> _RECORD EXTRACTS_:

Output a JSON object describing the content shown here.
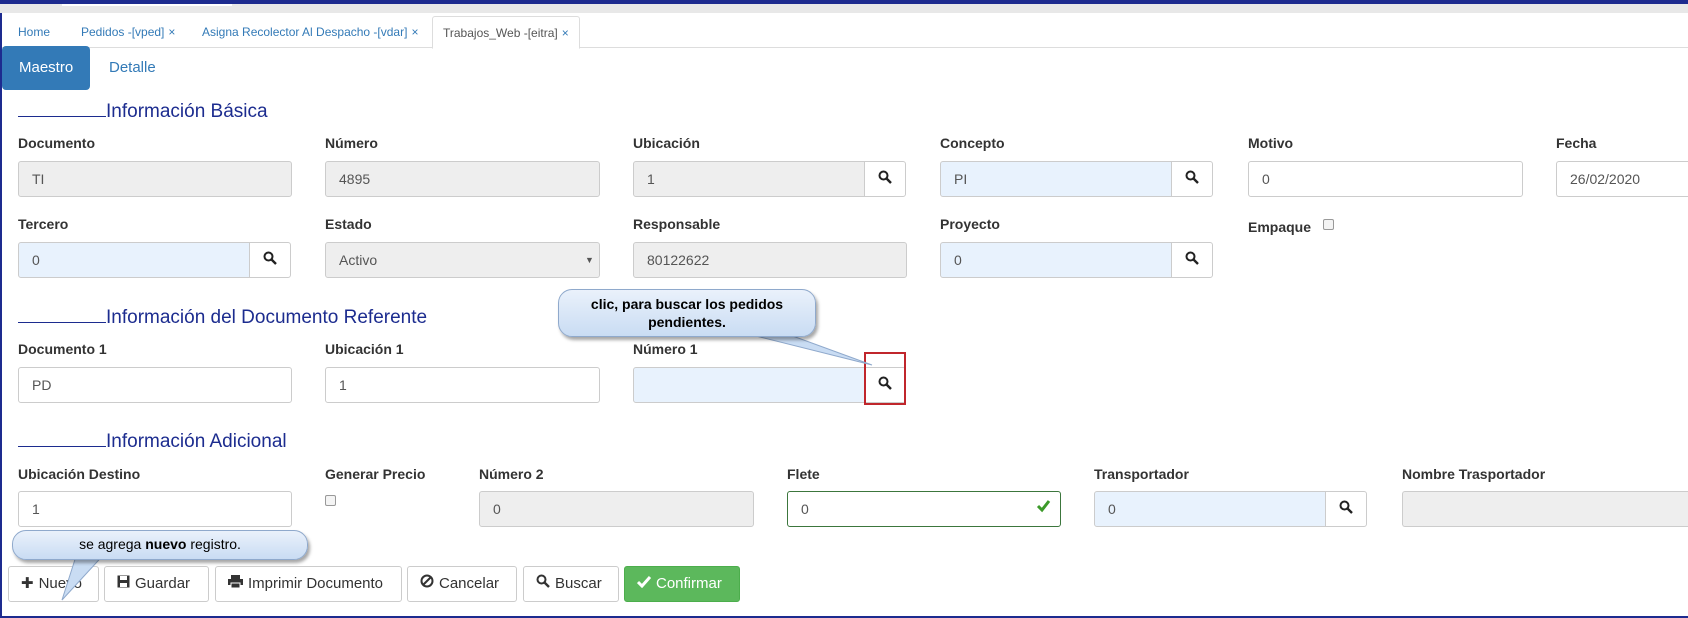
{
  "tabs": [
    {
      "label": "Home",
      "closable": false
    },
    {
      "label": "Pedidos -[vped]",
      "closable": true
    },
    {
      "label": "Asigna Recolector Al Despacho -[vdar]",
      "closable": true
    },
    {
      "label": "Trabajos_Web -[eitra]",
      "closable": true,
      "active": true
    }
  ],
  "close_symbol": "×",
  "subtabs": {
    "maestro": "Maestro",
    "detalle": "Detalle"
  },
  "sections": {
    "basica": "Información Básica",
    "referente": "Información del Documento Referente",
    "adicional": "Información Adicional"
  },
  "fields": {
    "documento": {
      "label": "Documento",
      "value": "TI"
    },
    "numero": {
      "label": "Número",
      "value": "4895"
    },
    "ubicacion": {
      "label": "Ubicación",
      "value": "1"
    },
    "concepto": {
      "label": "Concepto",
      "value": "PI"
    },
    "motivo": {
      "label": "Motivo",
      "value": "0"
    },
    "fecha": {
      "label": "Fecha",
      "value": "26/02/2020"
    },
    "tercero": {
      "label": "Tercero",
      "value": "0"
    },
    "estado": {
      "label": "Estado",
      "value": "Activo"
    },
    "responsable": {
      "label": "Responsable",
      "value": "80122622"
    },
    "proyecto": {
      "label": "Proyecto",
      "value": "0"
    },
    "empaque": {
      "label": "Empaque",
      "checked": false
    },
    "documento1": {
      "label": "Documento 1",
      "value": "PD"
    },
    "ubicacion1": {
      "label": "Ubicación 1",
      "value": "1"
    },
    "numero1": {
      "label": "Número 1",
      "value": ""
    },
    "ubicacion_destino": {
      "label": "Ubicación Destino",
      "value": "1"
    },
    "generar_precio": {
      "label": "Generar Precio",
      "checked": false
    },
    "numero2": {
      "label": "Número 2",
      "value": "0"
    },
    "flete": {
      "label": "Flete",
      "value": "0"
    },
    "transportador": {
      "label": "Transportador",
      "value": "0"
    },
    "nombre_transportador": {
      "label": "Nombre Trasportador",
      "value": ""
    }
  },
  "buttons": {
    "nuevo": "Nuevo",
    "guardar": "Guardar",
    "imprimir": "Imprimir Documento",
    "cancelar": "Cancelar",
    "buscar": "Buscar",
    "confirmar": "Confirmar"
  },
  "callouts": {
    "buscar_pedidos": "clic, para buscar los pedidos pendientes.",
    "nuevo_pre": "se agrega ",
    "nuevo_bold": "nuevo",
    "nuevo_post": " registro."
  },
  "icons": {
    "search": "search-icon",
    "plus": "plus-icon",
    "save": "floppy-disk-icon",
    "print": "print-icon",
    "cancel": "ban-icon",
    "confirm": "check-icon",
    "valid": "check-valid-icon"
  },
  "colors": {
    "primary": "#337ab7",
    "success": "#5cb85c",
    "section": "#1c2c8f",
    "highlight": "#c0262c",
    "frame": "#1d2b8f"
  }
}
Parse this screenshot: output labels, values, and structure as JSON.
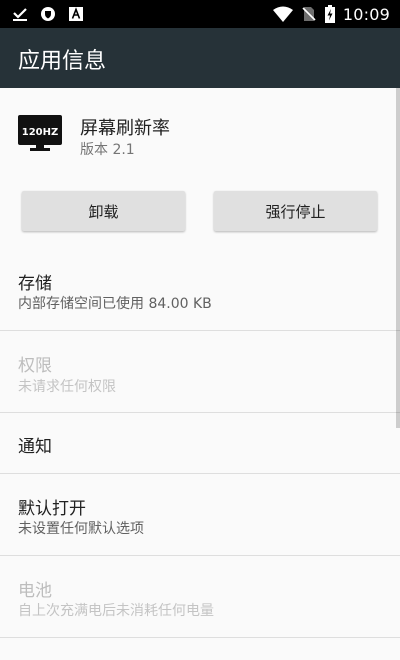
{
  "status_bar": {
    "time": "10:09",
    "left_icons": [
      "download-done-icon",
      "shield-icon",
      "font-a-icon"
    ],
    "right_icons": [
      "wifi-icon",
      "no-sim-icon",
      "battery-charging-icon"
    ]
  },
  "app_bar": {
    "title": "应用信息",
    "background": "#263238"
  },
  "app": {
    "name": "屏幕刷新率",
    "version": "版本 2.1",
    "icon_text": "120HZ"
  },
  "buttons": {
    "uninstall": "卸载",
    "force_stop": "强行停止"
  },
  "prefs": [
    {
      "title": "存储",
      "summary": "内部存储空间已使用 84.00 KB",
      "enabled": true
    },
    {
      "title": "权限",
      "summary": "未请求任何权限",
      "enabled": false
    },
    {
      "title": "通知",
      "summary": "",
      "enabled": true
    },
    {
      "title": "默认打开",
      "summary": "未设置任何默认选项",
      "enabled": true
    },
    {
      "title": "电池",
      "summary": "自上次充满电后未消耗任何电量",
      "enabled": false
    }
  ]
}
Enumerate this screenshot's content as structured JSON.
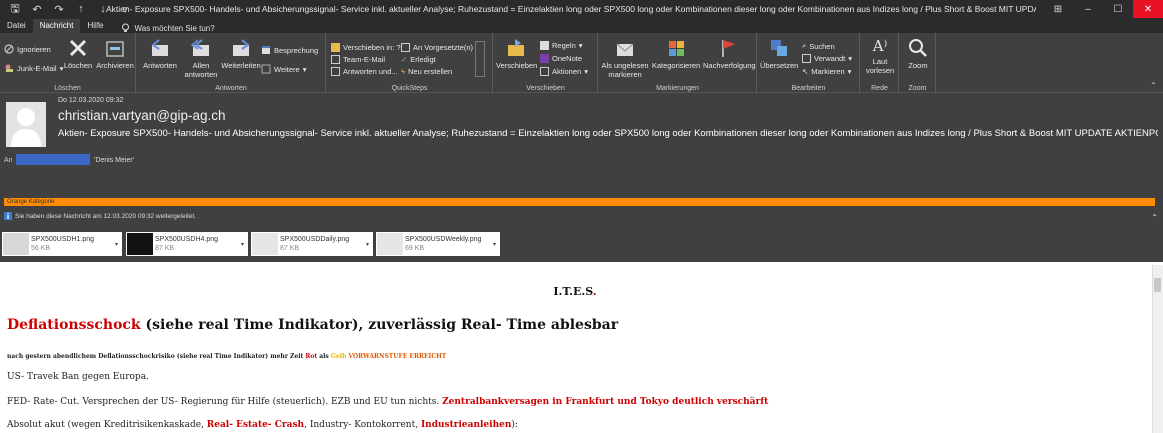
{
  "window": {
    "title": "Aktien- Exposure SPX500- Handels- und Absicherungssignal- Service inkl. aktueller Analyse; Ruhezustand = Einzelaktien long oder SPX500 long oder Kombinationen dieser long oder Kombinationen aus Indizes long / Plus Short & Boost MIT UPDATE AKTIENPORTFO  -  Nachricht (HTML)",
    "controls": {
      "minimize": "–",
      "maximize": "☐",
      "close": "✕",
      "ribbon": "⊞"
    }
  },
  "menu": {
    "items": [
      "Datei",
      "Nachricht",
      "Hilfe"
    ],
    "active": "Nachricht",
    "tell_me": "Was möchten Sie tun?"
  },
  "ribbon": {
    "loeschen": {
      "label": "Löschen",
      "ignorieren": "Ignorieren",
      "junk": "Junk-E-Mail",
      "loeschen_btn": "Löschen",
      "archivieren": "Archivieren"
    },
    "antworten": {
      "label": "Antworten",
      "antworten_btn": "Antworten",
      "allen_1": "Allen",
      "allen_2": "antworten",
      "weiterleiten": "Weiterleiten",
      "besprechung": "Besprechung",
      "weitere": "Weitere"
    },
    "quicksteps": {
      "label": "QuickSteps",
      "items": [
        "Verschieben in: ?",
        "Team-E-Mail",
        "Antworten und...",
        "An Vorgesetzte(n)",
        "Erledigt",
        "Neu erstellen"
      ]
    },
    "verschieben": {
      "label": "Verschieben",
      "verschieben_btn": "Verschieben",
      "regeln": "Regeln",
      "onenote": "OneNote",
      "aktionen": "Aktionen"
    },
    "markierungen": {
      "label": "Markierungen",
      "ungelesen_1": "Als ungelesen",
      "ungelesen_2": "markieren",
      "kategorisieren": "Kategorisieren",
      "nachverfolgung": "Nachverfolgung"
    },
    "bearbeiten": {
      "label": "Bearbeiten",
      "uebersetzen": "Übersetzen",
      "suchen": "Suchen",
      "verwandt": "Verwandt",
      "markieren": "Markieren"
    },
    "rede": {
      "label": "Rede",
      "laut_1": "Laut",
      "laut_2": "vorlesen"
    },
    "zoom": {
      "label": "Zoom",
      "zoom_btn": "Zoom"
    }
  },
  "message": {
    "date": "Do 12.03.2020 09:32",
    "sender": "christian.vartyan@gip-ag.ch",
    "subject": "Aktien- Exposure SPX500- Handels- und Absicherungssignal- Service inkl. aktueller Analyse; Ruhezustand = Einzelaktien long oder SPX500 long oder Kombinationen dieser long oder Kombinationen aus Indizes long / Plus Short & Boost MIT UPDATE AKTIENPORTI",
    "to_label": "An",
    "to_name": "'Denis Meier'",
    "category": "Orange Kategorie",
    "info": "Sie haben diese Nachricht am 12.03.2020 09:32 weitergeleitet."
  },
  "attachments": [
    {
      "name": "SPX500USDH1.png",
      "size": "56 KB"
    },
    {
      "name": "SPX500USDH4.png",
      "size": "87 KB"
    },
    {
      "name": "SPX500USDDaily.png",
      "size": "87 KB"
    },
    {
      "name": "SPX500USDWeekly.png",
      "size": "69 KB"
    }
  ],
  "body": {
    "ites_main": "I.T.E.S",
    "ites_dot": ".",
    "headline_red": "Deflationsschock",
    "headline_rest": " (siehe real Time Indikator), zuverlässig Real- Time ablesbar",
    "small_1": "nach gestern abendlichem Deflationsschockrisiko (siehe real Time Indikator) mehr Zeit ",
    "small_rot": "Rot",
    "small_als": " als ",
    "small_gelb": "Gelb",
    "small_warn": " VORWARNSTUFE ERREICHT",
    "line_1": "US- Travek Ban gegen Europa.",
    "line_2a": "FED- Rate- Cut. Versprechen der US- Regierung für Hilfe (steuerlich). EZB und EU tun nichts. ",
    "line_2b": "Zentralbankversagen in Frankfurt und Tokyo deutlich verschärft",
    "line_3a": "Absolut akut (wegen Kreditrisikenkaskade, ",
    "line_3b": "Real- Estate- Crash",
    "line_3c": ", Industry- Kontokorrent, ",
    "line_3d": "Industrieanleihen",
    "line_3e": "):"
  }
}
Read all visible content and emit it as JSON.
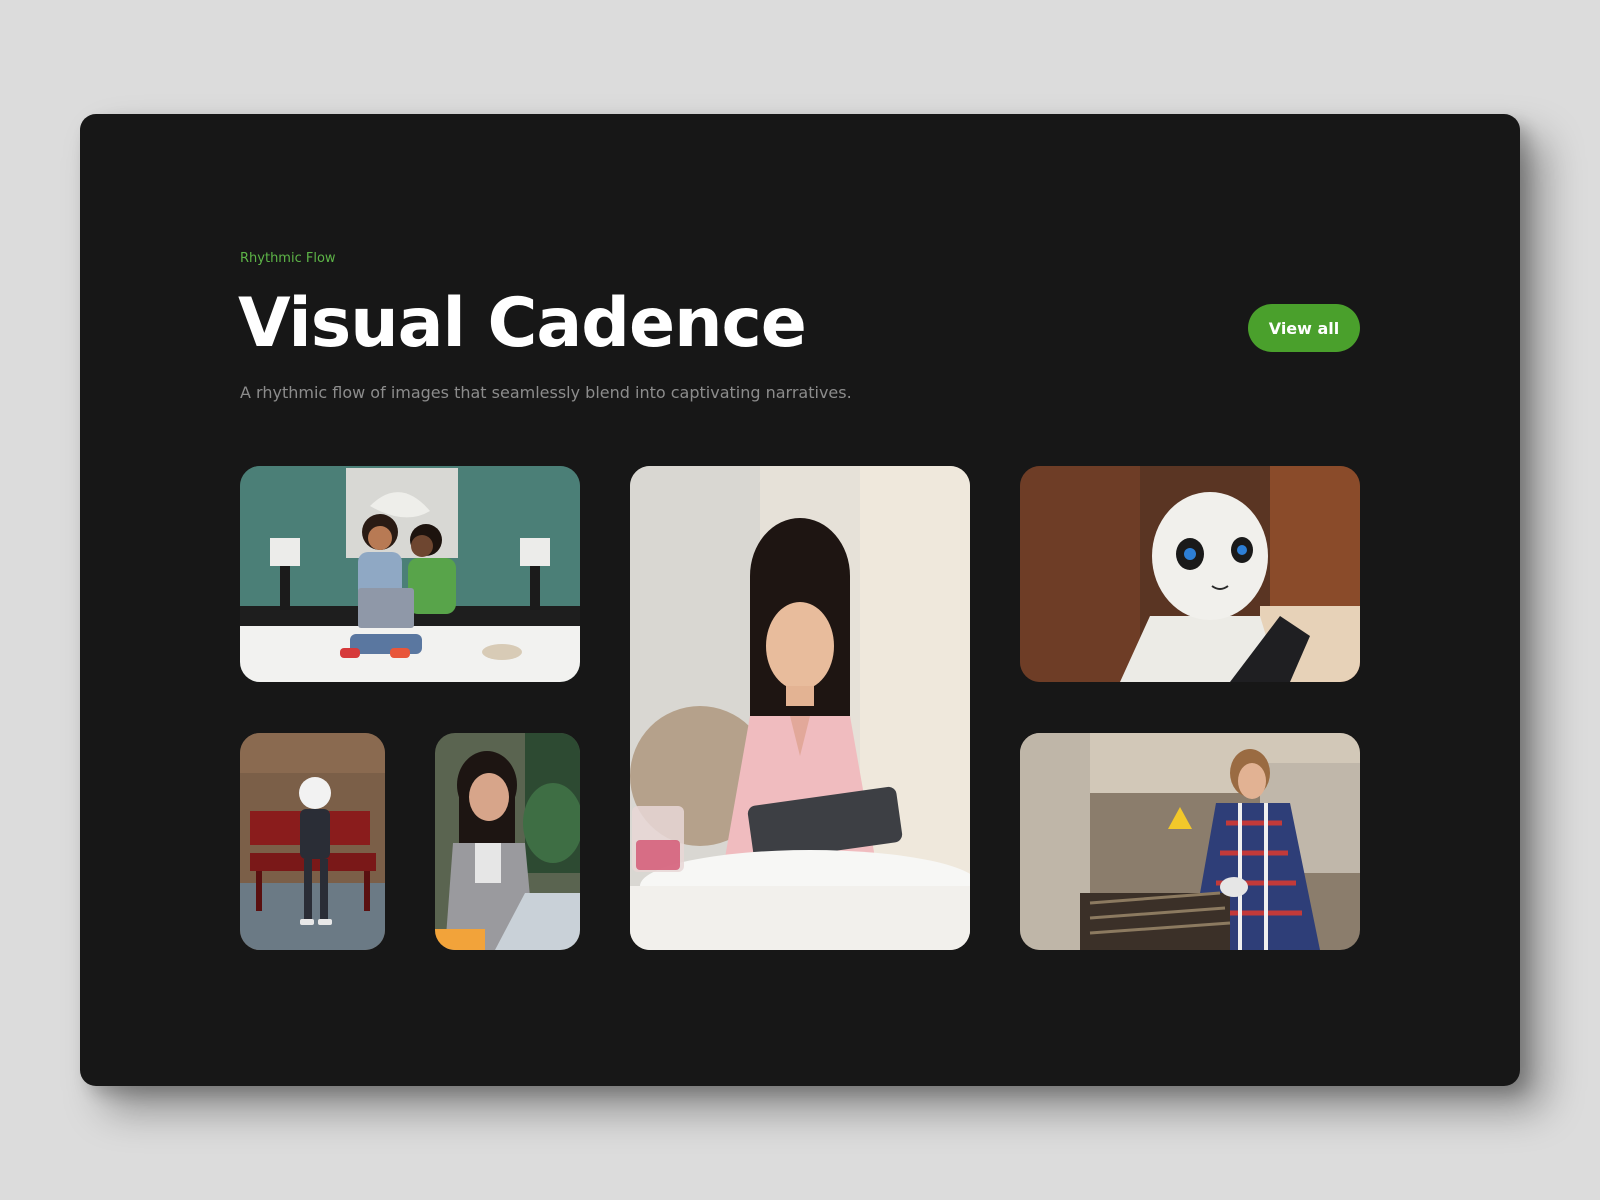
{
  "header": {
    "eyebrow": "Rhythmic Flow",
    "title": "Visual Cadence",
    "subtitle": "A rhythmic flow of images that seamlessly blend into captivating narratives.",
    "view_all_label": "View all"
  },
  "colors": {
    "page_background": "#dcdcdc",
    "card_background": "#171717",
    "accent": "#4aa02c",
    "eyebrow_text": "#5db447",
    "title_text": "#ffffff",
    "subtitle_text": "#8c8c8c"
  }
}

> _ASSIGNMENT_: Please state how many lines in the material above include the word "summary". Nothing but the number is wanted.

> _YOUR RESPONSE_: 5